Sox Knock Walk-Off Dinger Right Outta Field of Dreams
Talk about living the dream.
It wasn't exactly fiction becoming fact when the Chicago White Sox and New York Yankees journeyed to a famous cornfield outside of Dyersville, Iowa. However, they definitely rose to the occasion with a game for the ages featuring a dramatic conclusion that good fiction just couldn't have made up.
But that's baseball.
Fans had been coming to this setting for 30 years, paying tribute to a modern-day cinematic classic. This time, though, they came to see MLB pay its own tribute, morphing fiction into fact:
On the other hand, at the end of a game that featured cowhide finding cornfield early and often, Tim Anderson wasn't missing.
Dude got full barrel:
Not just a walkoff, a come from behind dinger that added another footnote to this historic event:
Tim Anderson: Fifteenth walkoff homer ever hit by White Sox against the Yankees.— Doug Kern (@dakern74) August 13, 2021

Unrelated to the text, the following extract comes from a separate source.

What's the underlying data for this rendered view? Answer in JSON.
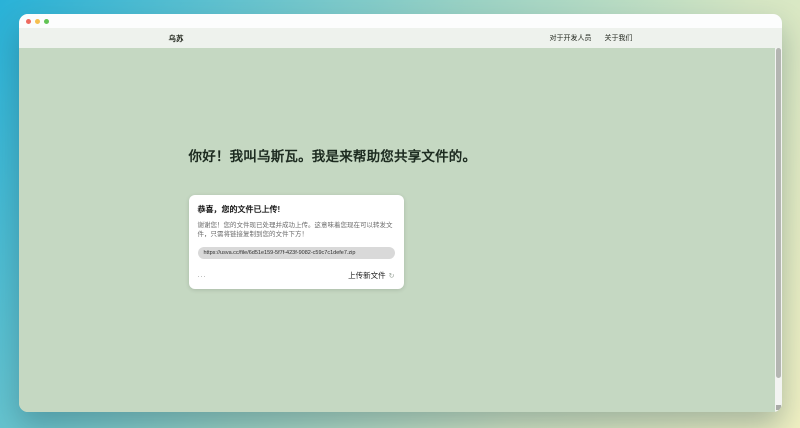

The first? Shoeless Joe Jackson, Jul 20 1919. You can't script this. Oh wait, they did.https://t.co/UbXA4UvxRy
No wonder the ghosts of players past chose this farmland in northeastern Iowa -- a four-hour drive from Chicago -- to reconvene. The ball travels almost as far as the players did.

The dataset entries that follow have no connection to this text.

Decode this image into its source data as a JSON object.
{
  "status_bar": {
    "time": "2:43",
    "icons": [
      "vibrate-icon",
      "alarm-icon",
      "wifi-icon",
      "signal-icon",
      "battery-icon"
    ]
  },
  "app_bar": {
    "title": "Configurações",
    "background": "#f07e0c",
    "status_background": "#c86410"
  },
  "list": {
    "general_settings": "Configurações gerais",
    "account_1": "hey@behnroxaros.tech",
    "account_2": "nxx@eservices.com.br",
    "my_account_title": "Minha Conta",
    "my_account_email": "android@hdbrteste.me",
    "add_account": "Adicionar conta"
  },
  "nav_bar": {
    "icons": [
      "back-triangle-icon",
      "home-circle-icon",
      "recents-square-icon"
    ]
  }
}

There were eight blasts in all, with titans Giancarlo Stanton and Aaron Judge grabbing the theatrics with a pair of two-run bombs in the top of the ninth to take what looked to be a storybook comeback for the Yankees.
While a four-run, deficit-clearing half-inning is quite a development in itself, Anderson still topped it with his sorta Yankee-killing tribute to Shoeless Joe himself.
When Canadian author WP Kinsella wrote the novel that ultimately became the movie, he was actually looking beyond the game, weaving a few of its minor facts into a prose that celebrated a reality that can exist for those who are inspired to follow wherever their dreams may take them.
For Anderson and his fellow ChiSox, it was to the first-ever MLB game in the Hawkeye State and a dramatic 9-8 victory:
There's absolutely zero doubt a tradition has been born.
With even less doubt that MLB will make the most of it.
And why wouldn't they? This was as awesome as a regular-season game in the middle of August can get.